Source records
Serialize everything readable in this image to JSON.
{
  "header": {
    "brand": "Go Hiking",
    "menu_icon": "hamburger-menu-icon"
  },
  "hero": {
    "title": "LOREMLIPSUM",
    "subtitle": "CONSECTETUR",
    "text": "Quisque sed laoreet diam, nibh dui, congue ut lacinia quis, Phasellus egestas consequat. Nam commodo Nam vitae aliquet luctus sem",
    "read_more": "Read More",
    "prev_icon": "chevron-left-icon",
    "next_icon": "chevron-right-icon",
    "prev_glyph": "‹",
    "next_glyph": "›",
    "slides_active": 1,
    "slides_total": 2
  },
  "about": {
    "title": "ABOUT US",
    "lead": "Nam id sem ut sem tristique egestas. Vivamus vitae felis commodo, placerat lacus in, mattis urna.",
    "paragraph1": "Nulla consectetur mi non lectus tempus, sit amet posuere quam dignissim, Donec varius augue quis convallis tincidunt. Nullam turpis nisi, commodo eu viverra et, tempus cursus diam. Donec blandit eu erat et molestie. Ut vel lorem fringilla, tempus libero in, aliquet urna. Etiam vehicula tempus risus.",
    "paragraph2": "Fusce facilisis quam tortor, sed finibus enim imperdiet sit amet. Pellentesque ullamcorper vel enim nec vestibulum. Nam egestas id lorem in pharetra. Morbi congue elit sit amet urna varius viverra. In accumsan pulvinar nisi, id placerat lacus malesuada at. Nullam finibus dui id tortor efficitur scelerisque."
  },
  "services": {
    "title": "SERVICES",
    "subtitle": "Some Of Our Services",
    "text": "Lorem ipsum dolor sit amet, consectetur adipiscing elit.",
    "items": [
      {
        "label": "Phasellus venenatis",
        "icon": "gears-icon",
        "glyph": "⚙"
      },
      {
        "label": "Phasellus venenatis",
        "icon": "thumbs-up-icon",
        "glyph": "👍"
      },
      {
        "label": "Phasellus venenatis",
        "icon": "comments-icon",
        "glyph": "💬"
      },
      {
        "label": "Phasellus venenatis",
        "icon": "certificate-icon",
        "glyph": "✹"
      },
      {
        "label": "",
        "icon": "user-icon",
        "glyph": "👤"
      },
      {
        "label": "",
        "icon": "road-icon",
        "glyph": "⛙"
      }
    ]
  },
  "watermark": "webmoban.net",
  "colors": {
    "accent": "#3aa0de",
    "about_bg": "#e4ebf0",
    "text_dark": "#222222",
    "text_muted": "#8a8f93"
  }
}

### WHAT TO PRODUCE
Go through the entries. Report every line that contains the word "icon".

### OUTPUT
    "menu_icon": "hamburger-menu-icon"
    "prev_icon": "chevron-left-icon",
    "next_icon": "chevron-right-icon",
        "icon": "gears-icon",
        "icon": "thumbs-up-icon",
        "icon": "comments-icon",
        "icon": "certificate-icon",
        "icon": "user-icon",
        "icon": "road-icon",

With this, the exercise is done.